Gateway Interchange Contexts
When your software system communicates with external systems or devices, there is good reason to isolate all communication with the external system into a single place and perform the relevant translation there. I call this pattern The Gateway Interchange Context.
It’s an independent piece of software that sits conceptually at the edge of your architecture and mediates communication between agents outside the architecture and those within it.
Gateway signifies that it’s a specific channel which enables communication and interchange signifies that there is some translation of language between the two systems.
An Example Gateway Interchange Context
Consider a software system for remotely managing and monitoring devices. Those devices could be cars, motorbikes, boats, drones, and other devices which move around.
Internally, the system has many bounded contexts, including:
- Location: tracking the current and historical location of each device
- Geofencing: ability to receive notifications when a device is outside a specified geofence
- Component Monitoring: ability to monitor the health of components of the device like it’s engine, ECU, and so on
- Remote Diagnostics: ability to remotely fix problems
- Device Configurator: remotely configuring and changing configuration (e.g. engine mode)
Ideally, each context would be an Open Host. It would have a single HTTP and/or MQTT endpoint which all devices sent messages to in a standard protocol.
However, Open Host is not alway possible. Many of the devices may have their custom protocol for optimising network usage (and other reasons) by bundling a variety of messages into a single payload .
Rather than having the details of each custom protocol leak into every context (Location, Geofencing, Remote Diagnostics, etc) a Gateway Interchange Context can be used to receive all incoming messages from devices, convert them into a standard format and route them to the contexts which own that data.
Anatomy of a Gateway Interchange Context
The Gateway Interchange Context is by no means a new concept. In fact, it’s a combination of three patterns which were first presented in Enterprise Integration Patterns over a decade ago.
The first element of the GIC is a translator. It receives commands or events from outside the system in one protocol and translates them into another protocol. For example, it could convert a custom UDP protocol into a JSON structure.
Secondly, the GIC is a splitter. It splits the incoming message into multiple smaller messages which are logically decoupled — e.g. location and monitoring data.
Lastly, the GIC is a content based router. It then sends each of the messages as a command to the context which owns that data.
Why is this a command? Each of the split messages represents a piece of data that is owned by a single context. If a context like Geofencing needs location data, it should listen to events from the Location service and not receive the data directly from the GIC.
Gateway Interchange Context Trade-offs
Coupling and cohesion are the key factors in many design decisions, and the Gateway Interchange Context represents an explicit coupling trade-off.
When a message format changes, e.g. a new piece of location data is added to the message format, now two parts of our system need to be modified. The GIC needs to parse, split, and route this new piece of information, and the Location Context needs to receive and use it.
We can avoid having to make two changes in two different contexts by simply allowing all contexts to do the translation themselves. E.g. the Location Context would receive a copy of the untranslated external message and pick out the location data it cares about.

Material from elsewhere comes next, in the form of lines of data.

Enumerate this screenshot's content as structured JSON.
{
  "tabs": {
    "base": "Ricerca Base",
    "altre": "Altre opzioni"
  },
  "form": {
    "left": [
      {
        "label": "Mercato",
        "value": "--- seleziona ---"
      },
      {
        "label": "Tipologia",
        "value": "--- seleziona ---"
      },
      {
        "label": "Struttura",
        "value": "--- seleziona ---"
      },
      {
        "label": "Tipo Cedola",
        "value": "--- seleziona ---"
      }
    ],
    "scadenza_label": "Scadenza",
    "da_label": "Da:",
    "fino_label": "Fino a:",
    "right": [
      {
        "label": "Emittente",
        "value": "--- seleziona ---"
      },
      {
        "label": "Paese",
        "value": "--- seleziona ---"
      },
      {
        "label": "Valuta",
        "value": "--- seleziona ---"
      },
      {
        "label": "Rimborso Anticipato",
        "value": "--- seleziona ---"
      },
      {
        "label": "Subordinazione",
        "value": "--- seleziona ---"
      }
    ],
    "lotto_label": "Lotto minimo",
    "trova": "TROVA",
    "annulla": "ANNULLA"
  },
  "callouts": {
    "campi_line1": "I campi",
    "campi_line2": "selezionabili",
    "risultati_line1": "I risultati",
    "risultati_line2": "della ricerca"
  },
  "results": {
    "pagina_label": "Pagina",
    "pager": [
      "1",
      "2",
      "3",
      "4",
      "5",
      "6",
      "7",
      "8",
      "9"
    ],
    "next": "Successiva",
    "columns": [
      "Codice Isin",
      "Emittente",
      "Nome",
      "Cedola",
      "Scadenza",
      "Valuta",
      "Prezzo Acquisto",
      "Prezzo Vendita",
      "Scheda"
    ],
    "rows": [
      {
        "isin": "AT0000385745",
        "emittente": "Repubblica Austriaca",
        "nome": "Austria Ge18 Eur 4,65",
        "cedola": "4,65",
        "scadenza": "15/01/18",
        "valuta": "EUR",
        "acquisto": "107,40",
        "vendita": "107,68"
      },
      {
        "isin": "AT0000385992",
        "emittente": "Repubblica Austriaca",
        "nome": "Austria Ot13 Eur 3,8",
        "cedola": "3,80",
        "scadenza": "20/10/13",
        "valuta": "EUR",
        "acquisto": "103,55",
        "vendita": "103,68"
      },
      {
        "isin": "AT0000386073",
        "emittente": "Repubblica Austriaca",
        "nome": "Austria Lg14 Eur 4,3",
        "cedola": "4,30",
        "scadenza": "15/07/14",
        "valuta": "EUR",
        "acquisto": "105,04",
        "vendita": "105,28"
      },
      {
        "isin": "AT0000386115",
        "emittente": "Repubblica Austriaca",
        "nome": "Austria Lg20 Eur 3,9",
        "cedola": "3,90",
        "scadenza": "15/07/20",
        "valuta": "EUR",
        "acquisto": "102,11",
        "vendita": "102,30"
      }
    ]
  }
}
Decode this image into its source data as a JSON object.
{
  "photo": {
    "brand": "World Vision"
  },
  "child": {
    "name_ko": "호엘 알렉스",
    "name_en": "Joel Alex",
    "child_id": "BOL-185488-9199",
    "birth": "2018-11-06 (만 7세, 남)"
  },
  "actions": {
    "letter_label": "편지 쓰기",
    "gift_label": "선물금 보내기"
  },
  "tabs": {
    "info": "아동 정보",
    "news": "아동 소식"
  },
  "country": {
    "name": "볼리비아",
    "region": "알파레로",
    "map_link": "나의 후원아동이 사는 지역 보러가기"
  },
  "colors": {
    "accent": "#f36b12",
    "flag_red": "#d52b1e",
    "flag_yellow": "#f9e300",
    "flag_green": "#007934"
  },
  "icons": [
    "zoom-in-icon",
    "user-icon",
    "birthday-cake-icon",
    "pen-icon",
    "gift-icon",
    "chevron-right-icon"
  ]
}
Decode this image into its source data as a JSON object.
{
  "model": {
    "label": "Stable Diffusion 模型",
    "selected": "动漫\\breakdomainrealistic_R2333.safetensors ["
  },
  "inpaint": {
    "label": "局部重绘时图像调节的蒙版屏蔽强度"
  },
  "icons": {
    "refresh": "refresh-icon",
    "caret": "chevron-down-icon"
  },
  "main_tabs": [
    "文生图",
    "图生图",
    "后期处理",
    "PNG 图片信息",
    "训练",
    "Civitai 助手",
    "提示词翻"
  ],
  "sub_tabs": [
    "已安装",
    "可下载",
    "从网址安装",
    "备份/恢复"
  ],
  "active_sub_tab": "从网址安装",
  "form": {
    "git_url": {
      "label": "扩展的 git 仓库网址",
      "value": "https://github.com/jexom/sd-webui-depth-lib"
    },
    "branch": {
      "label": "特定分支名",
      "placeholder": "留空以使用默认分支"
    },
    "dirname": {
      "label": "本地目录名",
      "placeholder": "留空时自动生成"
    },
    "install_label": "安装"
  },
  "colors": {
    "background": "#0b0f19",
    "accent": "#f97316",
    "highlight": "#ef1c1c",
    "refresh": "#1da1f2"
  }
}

In my opinion, having the custom protocol (or many custom protocol) translations scattered throughout many of the contexts in a system increases the overall complexity requiring many teams to know about the translation details.
If the custom protocol has a major change, then many contexts would need to be changed. This would not be the case if the translation was contained within the GIC. Equally, if a new device is introduced with a new protocol, it would require a change to many contexts, rather than the addition of a single new GIC which translates to the internal protocol.
The GIC is also risky in that business rules could start to creep in. It’s essential that the GIC does the minimum amount of translation.